» What is needed: Apart from the pictures, print the data below exactly as given.

» Given records:

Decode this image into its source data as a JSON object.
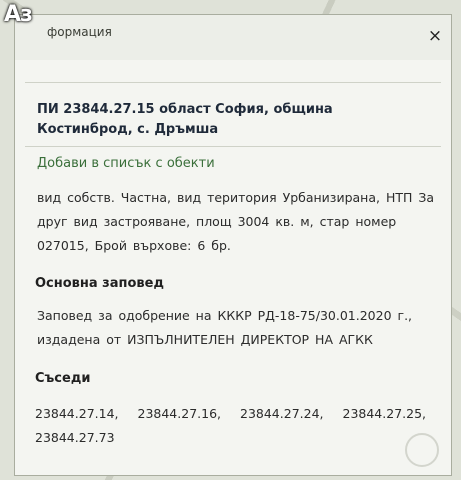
{
  "badge": {
    "text": "Аз"
  },
  "window": {
    "title": "формация",
    "close_glyph": "×"
  },
  "property": {
    "heading": "ПИ 23844.27.15 област София, община Костинброд, с. Дръмша",
    "add_link": "Добави в списък с обекти",
    "description": "вид собств. Частна, вид територия Урбанизирана, НТП За друг вид застрояване, площ 3004 кв. м, стар номер 027015, Брой върхове: 6 бр."
  },
  "order": {
    "title": "Основна заповед",
    "text": "Заповед за одобрение на КККР РД-18-75/30.01.2020 г., издадена от ИЗПЪЛНИТЕЛЕН ДИРЕКТОР НА АГКК"
  },
  "neighbors": {
    "title": "Съседи",
    "items": [
      "23844.27.14,",
      "23844.27.16,",
      "23844.27.24,",
      "23844.27.25,",
      "23844.27.73"
    ]
  }
}
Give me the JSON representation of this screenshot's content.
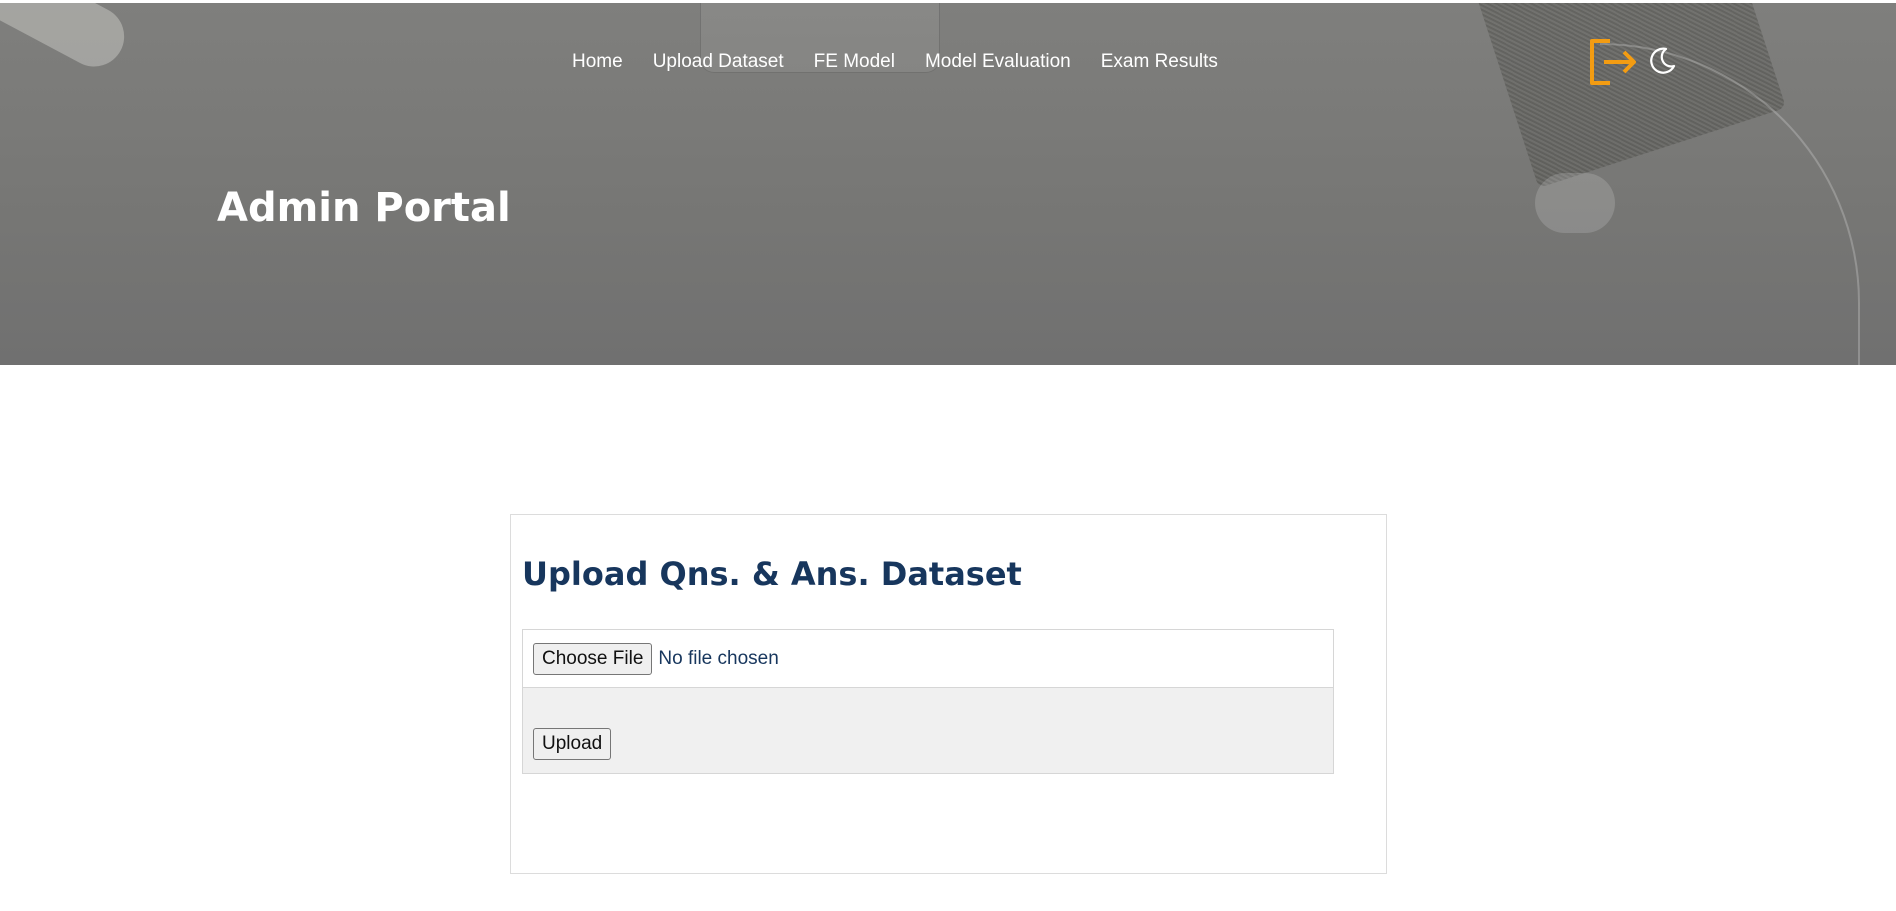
{
  "nav": {
    "items": [
      {
        "label": "Home"
      },
      {
        "label": "Upload Dataset"
      },
      {
        "label": "FE Model"
      },
      {
        "label": "Model Evaluation"
      },
      {
        "label": "Exam Results"
      }
    ]
  },
  "header": {
    "title": "Admin Portal",
    "icons": {
      "logout": "logout-icon",
      "theme": "moon-icon"
    },
    "logout_color": "#f39c12"
  },
  "upload": {
    "title": "Upload Qns. & Ans. Dataset",
    "choose_file_label": "Choose File",
    "file_status": "No file chosen",
    "upload_label": "Upload"
  },
  "colors": {
    "title_blue": "#17365d",
    "accent_orange": "#f39c12"
  }
}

» Reply to the task:
Decode this image into its source data as a JSON object.
{
  "badge": {
    "text": "Аз"
  },
  "window": {
    "title": "формация",
    "close_glyph": "×"
  },
  "property": {
    "heading": "ПИ 23844.27.15 област София, община Костинброд, с. Дръмша",
    "add_link": "Добави в списък с обекти",
    "description": "вид собств. Частна, вид територия Урбанизирана, НТП За друг вид застрояване, площ 3004 кв. м, стар номер 027015, Брой върхове: 6 бр."
  },
  "order": {
    "title": "Основна заповед",
    "text": "Заповед за одобрение на КККР РД-18-75/30.01.2020 г., издадена от ИЗПЪЛНИТЕЛЕН ДИРЕКТОР НА АГКК"
  },
  "neighbors": {
    "title": "Съседи",
    "items": [
      "23844.27.14,",
      "23844.27.16,",
      "23844.27.24,",
      "23844.27.25,",
      "23844.27.73"
    ]
  }
}
Give me the JSON representation of this screenshot's content.
{
  "nav": {
    "items": [
      {
        "label": "Home"
      },
      {
        "label": "Upload Dataset"
      },
      {
        "label": "FE Model"
      },
      {
        "label": "Model Evaluation"
      },
      {
        "label": "Exam Results"
      }
    ]
  },
  "header": {
    "title": "Admin Portal",
    "icons": {
      "logout": "logout-icon",
      "theme": "moon-icon"
    },
    "logout_color": "#f39c12"
  },
  "upload": {
    "title": "Upload Qns. & Ans. Dataset",
    "choose_file_label": "Choose File",
    "file_status": "No file chosen",
    "upload_label": "Upload"
  },
  "colors": {
    "title_blue": "#17365d",
    "accent_orange": "#f39c12"
  }
}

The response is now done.